Apparently with the support of the World Bank, robustas recently have been planted in very large quantities in Vietnam. These are mass-produced coffees at their most dramatic: stripped from the trees, leaves, unripe, ripe and overripe fruit and all, and dried in deep piles. All of which means the essentially bland, grainy robusta character is topped off with an assortment of off-tastes, mainly musty/mildewed and fermented. These coffees sell for considerably less than all other coffees, including better quality robustas. I am told that production costs for Vietnamese robustas are about 20 cents per pound or less, compared to, for example, production costs of 80 to 90 cents per pound for the excellent “100% Colombia” coffees competing in the supermarket.
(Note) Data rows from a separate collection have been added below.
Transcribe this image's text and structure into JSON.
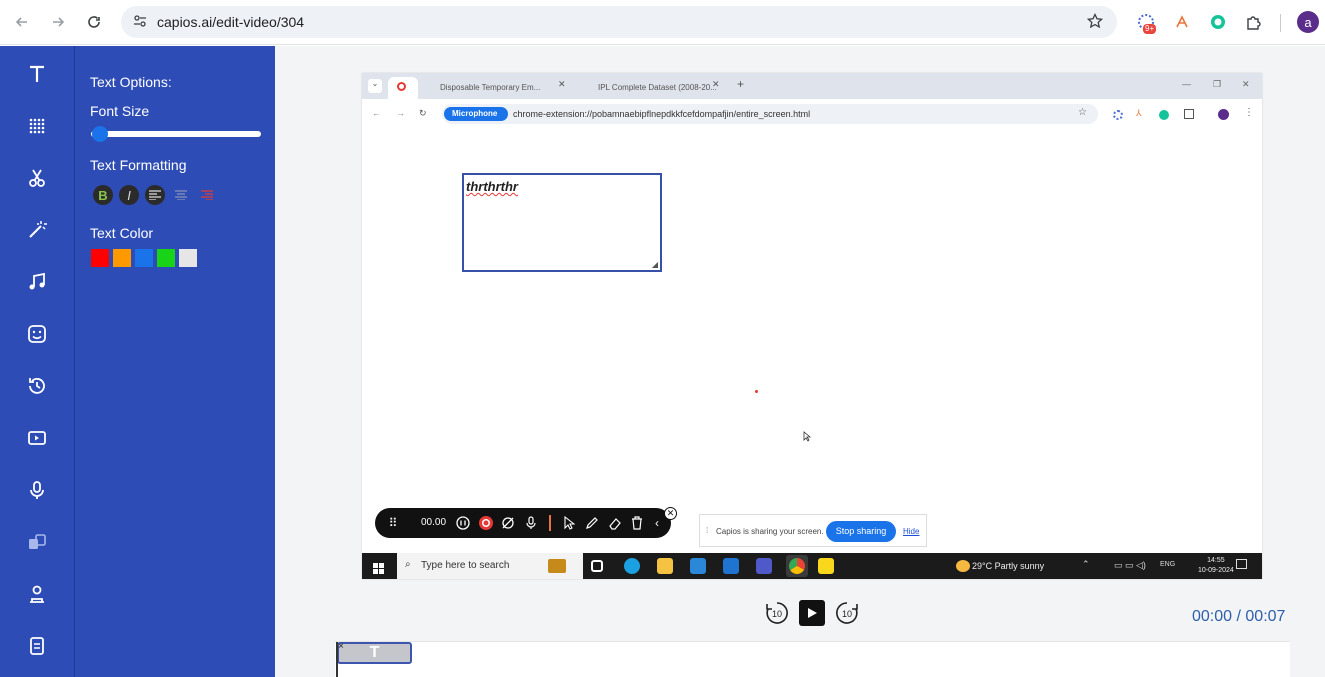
{
  "browser": {
    "url": "capios.ai/edit-video/304",
    "extension_badge": "9+",
    "avatar_letter": "a"
  },
  "rail": {
    "items": [
      "text-tool",
      "blur-tool",
      "cut-tool",
      "effects-tool",
      "music-tool",
      "sticker-tool",
      "speed-tool",
      "media-tool",
      "voice-tool",
      "transition-tool",
      "avatar-tool",
      "export-tool"
    ]
  },
  "panel": {
    "title": "Text Options:",
    "font_size_label": "Font Size",
    "font_size_level": 0.05,
    "formatting_label": "Text Formatting",
    "bold_label": "B",
    "italic_label": "I",
    "color_label": "Text Color",
    "colors": [
      "#ff0000",
      "#ff9900",
      "#1a73e8",
      "#19d319",
      "#e6e6e6"
    ]
  },
  "video": {
    "tab1": "Disposable Temporary Em...",
    "tab2": "IPL Complete Dataset (2008-20...",
    "mic_chip": "Microphone",
    "inner_url": "chrome-extension://pobamnaebipflnepdkkfcefdompafjin/entire_screen.html",
    "textbox_text": "thrthrthr",
    "timer": "00.00",
    "share_text": "Capios is sharing your screen.",
    "stop_label": "Stop sharing",
    "hide_label": "Hide",
    "search_placeholder": "Type here to search",
    "weather": "29°C  Partly sunny",
    "lang": "ENG",
    "clock_time": "14:55",
    "clock_date": "10-09-2024"
  },
  "playback": {
    "time_current": "00:00",
    "separator": " / ",
    "time_total": "00:07",
    "skip_back_label": "10",
    "skip_fwd_label": "10"
  },
  "timeline": {
    "clip_label": "T",
    "clip_close": "×"
  },
  "colors": {
    "sidebar": "#2e4cb5",
    "accent": "#1a73e8",
    "timecode": "#2e5eaa"
  }
}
And now the current episode: Commercial dealers and roasters have learned to steam the often foul-tasting Vietnamese robustas, removing the waxy covering of the bean and muting (but not entirely eliminating) the offensive flavor notes.
There are some hybrids between arabica and canephora. They include:
- Hibrido de Timor — a natural hybrid, with two sets of chromosomes like arabica.
- Icatu — backcrosses of Hibrido de Timor with Mundo Novo or Caturra.
- Catimor — cross between Caturra and Hibrido de Timor. High yields, often grown as sun coffee, with a reputation for inferior quality.
One other species is grown commercially:
- Coffea liberica. Similar to robusta, grown at low altitudes in Malaysia and West Africa, it accounts for less than 1% of commercial trade. In the cup, it is thick and pungent, but has its fans in some countries. It is known as Barako in the Phillipines. Two subspecies are commonly recognized, C. liberica var. liberica, just called “Liberica” or “Liberian” coffee, and C. liberica var. dewevrei, known as “Excelsa.”
There are a number of varieties in Madagascar and the Mascarene Islands that have little or no caffeine, including C. kianjavatensis, C. lancifolia, C. mauritiana, C. macrocarpa and C. myrtifolia. These species are in the taxonomic section Mascarocoffea; this is not a genus as is frequently reported on the Internet. Arabica and robusta coffees are in the section Eucoffea, and attempts to breed Eucoffea varieties with caffeine-free traits from Mascarocoffea types has not been successful.
Finally, peaberry (“caracol”) coffee is not a botanical variety, but a bean mutation where the cherry produced one small, rounded, fused bean rather than two flat-faced beans. May occur in any botanical variety, usually accounting for about 10% of the crop. Some think peaberries have a superior taste, but choose a roaster widely, since peaberries roast quickly and are easily charred.